The secret to keeping the floating bubbles in these champagne jellies is making sure your liquids are very cold, and cooling the mixture quickly so that the gelatin sets before the bubbles dissolve. Inserting the raspberry creates more bubbles, as the trapped gasses move around before the jellies are fully set. The result is a dramatic and festive sparkling treat best scooped with a spoon. …
Three 1/4-ounce packets unflavored powdered gelatin
1/2 cup sugar
1 bottle dry sparkling wine, such as Champagne or Prosecco, chilled
2 cups sparkling pale white grape juice, chilled

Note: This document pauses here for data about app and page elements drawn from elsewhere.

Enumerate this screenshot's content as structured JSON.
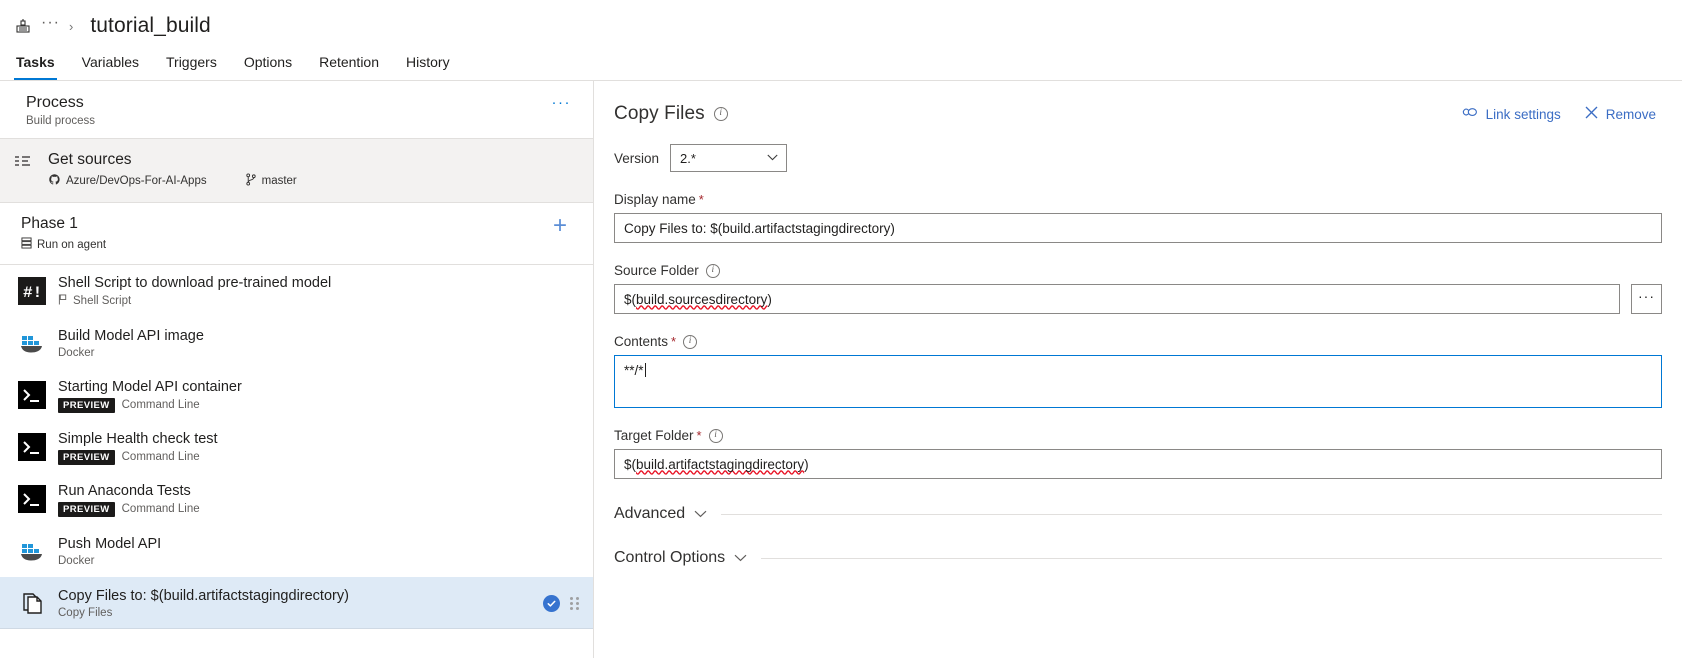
{
  "header": {
    "app_icon": "pipeline-icon",
    "breadcrumb_ellipsis": "···",
    "breadcrumb_separator": "›",
    "title": "tutorial_build",
    "tabs": [
      {
        "label": "Tasks",
        "active": true
      },
      {
        "label": "Variables",
        "active": false
      },
      {
        "label": "Triggers",
        "active": false
      },
      {
        "label": "Options",
        "active": false
      },
      {
        "label": "Retention",
        "active": false
      },
      {
        "label": "History",
        "active": false
      }
    ]
  },
  "sidebar": {
    "process": {
      "title": "Process",
      "subtitle": "Build process",
      "menu_label": "···"
    },
    "get_sources": {
      "title": "Get sources",
      "repository": "Azure/DevOps-For-AI-Apps",
      "branch": "master"
    },
    "phase": {
      "title": "Phase 1",
      "subtitle": "Run on agent",
      "add_label": "+"
    },
    "tasks": [
      {
        "name": "Shell Script to download pre-trained model",
        "type": "Shell Script",
        "icon": "shell-script-icon",
        "preview": false,
        "selected": false
      },
      {
        "name": "Build Model API image",
        "type": "Docker",
        "icon": "docker-icon",
        "preview": false,
        "selected": false
      },
      {
        "name": "Starting Model API container",
        "type": "Command Line",
        "icon": "command-line-icon",
        "preview": true,
        "preview_label": "PREVIEW",
        "selected": false
      },
      {
        "name": "Simple Health check test",
        "type": "Command Line",
        "icon": "command-line-icon",
        "preview": true,
        "preview_label": "PREVIEW",
        "selected": false
      },
      {
        "name": "Run Anaconda Tests",
        "type": "Command Line",
        "icon": "command-line-icon",
        "preview": true,
        "preview_label": "PREVIEW",
        "selected": false
      },
      {
        "name": "Push Model API",
        "type": "Docker",
        "icon": "docker-icon",
        "preview": false,
        "selected": false
      },
      {
        "name": "Copy Files to: $(build.artifactstagingdirectory)",
        "type": "Copy Files",
        "icon": "copy-files-icon",
        "preview": false,
        "selected": true
      }
    ]
  },
  "detail": {
    "title": "Copy Files",
    "link_settings_label": "Link settings",
    "remove_label": "Remove",
    "version": {
      "label": "Version",
      "value": "2.*"
    },
    "display_name": {
      "label": "Display name",
      "required": "*",
      "value": "Copy Files to: $(build.artifactstagingdirectory)"
    },
    "source_folder": {
      "label": "Source Folder",
      "value": "$(build.sourcesdirectory)",
      "browse_label": "···"
    },
    "contents": {
      "label": "Contents",
      "required": "*",
      "value": "**/*"
    },
    "target_folder": {
      "label": "Target Folder",
      "required": "*",
      "value": "$(build.artifactstagingdirectory)"
    },
    "advanced": {
      "label": "Advanced"
    },
    "control_options": {
      "label": "Control Options"
    }
  },
  "colors": {
    "accent": "#0078d4",
    "link": "#3b6dc4",
    "selected_row": "#deeaf6",
    "required": "#a4262c",
    "check_badge": "#3673cf"
  }
}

1 tablespoon half-and-half
Prepare an ice bath in a large bowl and set an 8-cup glass spouted measuring cup inside of it. Put eight 8-ounce Champagne flutes in the refrigerator to chill.
Sprinkle the gelatin evenly over 2 cups cold water in a medium saucepan. Let sit until the gelatin softens (it will become translucent), about 5 minutes. Add the sugar then cook over medium-low heat, stirring gently, until the sugar and gelatin dissolve completely, about 5 minutes (don’t let the liquid come to a boil). Pour the gelatin mixture into the prepared measuring cup over the ice bath, stirring the mixture a few times until it feels lukewarm. Stir in the sparkling wine and grape juice. Pour 1/2 cup of the sparkling wine mixture into a small bowl then neatly pour the remaining mixture into the 8 flutes.
Refrigerate the flutes and the reserved mixture in the bowl for 30 minutes (the jelly will be lightly thickened). Gently push a raspberry down into the center of each flute with a skewer, letting some gelatin cover it, until the raspberry is held in place.
Add the half-and-half to the reserved gelatin mixture in the bowl and whisk vigorously until the mixture looks like foam. Spoon the foam on top of each flute of jelly. Return the flutes to the refrigerator and chill until the gelatin sets completely, about 2 hours.